Other myths told of using various secretions such as saliva to create flying potions and invisibility spells. During the St. Osyth Witch trials in England Ursula Kempe was accused by her son of having used her familiar, a black toad named Pigin, to cause illness in a young boy. It was claimed that Witches used toads as a poisonous ingredient in potions or that “Toad Soup” could be used to make it rain or otherwise control the weather.
All of this was, in fact, the result of Inquisitional propaganda spread by the Church as a tactic to vilify the old Pagan religions and to prosecute Witches with charges of heresy during the persecution years. The beliefs held by the Pagan’s themselves was, of course, quite the opposite.
Since ancient times frogs and toads have been highly regarded for their medicinal purposes. The liver was believed to be an antidote for all poisons whereas the lungs were the ideal ingredient to execute “the perfect murder of a wayward husband”. Other body parts were considered aphrodisiacs to aide in impotence and boost fertility. In many Shamanic traditions in the Americas hallucinogenic compounds secreted by toads were used in religious ceremonies for communing with the World Spirit and achieving self-transcendence. One of the most widely held beliefs was that a magical “Toad Stone” grew inside the head of a toad that, when mounted on a ring, would warn the wearer of the presence of poison.
The Egyptian Goddess of fertility, Heqet , was said to have the head of a Toad. The Egyptians revered frogs as a symbol of life and fertility as they would appear by the millions each year after the Nile’s annual floods. It has been speculated that she was later adopted by the Greeks who called her Hecate, the Goddess of Witchcraft.
In China the toad represents the yin, a symbol of rejuvenation and fortune. The Vietnamese believe that a croaking toad is a harbinger of impending rain. The Scottish hold that a toad is a token of good fate. In ancient Peru they are often seen on the artifacts of the Moche that were used in ritual prayers to animals.
A surprise encounter with a toad may, at first, be a bit alarming as they tend to appear out of virtually nowhere often surprising the observer. Toads appear to us when we are feeling unlucky and out fortune is about to turn. They can be a reminder or that we need to give back to the Universe or a challenge to do the right thing. Especially when that right thing may be somewhat distasteful, such as honoring an agreement with someone who you feel may have insulted you in some way.

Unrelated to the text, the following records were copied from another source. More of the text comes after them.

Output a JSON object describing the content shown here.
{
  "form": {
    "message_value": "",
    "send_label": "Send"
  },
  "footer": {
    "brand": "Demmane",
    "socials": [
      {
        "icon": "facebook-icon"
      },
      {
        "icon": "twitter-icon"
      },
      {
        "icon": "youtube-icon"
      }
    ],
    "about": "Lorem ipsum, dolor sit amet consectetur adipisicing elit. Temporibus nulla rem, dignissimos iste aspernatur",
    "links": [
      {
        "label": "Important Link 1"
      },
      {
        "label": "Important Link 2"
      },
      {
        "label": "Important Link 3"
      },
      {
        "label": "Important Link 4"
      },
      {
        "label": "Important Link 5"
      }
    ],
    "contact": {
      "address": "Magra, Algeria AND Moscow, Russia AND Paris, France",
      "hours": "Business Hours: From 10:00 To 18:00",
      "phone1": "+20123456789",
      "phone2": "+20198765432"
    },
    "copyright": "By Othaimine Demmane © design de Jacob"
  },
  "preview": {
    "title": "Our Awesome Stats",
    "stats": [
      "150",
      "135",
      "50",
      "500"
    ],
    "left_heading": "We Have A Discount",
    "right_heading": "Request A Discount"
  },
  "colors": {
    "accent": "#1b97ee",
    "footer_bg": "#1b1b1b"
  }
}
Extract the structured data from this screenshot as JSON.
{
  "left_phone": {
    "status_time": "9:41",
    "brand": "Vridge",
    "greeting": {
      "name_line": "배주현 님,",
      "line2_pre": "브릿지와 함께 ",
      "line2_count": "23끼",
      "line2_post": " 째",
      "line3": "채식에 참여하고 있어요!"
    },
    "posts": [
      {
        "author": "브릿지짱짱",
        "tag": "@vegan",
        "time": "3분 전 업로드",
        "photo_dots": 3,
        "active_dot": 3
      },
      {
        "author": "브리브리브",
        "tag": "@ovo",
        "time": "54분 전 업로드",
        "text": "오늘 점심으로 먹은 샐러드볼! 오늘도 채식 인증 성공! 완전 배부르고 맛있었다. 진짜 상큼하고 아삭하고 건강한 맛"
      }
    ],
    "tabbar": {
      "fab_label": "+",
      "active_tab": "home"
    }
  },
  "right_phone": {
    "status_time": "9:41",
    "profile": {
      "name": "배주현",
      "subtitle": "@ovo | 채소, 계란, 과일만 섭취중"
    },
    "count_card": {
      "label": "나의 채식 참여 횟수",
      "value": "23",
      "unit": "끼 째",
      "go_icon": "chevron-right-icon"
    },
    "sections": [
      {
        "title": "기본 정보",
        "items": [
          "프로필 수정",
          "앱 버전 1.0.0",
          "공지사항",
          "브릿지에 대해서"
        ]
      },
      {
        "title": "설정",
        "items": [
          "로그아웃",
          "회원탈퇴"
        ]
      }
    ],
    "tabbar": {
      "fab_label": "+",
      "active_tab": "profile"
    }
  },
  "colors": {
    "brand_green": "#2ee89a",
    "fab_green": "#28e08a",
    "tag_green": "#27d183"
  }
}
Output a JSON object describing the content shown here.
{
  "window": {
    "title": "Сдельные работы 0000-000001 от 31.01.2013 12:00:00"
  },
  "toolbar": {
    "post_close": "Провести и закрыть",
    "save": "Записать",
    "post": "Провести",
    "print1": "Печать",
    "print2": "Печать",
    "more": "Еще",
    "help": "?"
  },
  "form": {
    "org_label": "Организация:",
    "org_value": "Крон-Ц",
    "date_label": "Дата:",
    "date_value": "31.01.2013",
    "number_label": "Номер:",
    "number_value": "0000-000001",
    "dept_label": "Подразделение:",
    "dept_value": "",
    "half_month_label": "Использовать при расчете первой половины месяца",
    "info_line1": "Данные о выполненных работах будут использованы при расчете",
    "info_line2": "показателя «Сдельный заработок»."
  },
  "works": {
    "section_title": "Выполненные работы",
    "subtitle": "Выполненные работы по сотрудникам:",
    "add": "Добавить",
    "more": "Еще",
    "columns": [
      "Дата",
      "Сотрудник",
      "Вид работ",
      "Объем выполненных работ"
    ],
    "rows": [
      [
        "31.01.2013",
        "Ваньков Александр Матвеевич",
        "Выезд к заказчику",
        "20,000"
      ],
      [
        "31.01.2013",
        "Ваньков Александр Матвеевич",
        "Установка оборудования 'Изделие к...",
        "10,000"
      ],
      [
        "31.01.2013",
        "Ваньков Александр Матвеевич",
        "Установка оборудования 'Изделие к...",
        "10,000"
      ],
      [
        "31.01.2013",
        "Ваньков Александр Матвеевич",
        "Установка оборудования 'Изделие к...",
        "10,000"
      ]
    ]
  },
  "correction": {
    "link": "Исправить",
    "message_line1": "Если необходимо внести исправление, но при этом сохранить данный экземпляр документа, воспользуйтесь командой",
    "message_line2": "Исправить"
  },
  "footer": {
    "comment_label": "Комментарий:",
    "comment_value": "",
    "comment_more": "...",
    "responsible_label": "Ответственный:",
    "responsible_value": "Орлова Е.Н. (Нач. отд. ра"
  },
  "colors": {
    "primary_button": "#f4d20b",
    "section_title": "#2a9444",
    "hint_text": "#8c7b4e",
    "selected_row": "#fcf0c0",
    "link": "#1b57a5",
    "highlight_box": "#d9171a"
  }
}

The toad is here to remind us that we cannot succeed by sitting idly by. Toads must eat almost constantly and must be attentive to every detail in their lives as any missed opportunity may lead to suffering later. The toad tells us to examine our inner selves and to find a balance between what we have received and what we are giving back.
Image Credit:Jaunathan Gagnon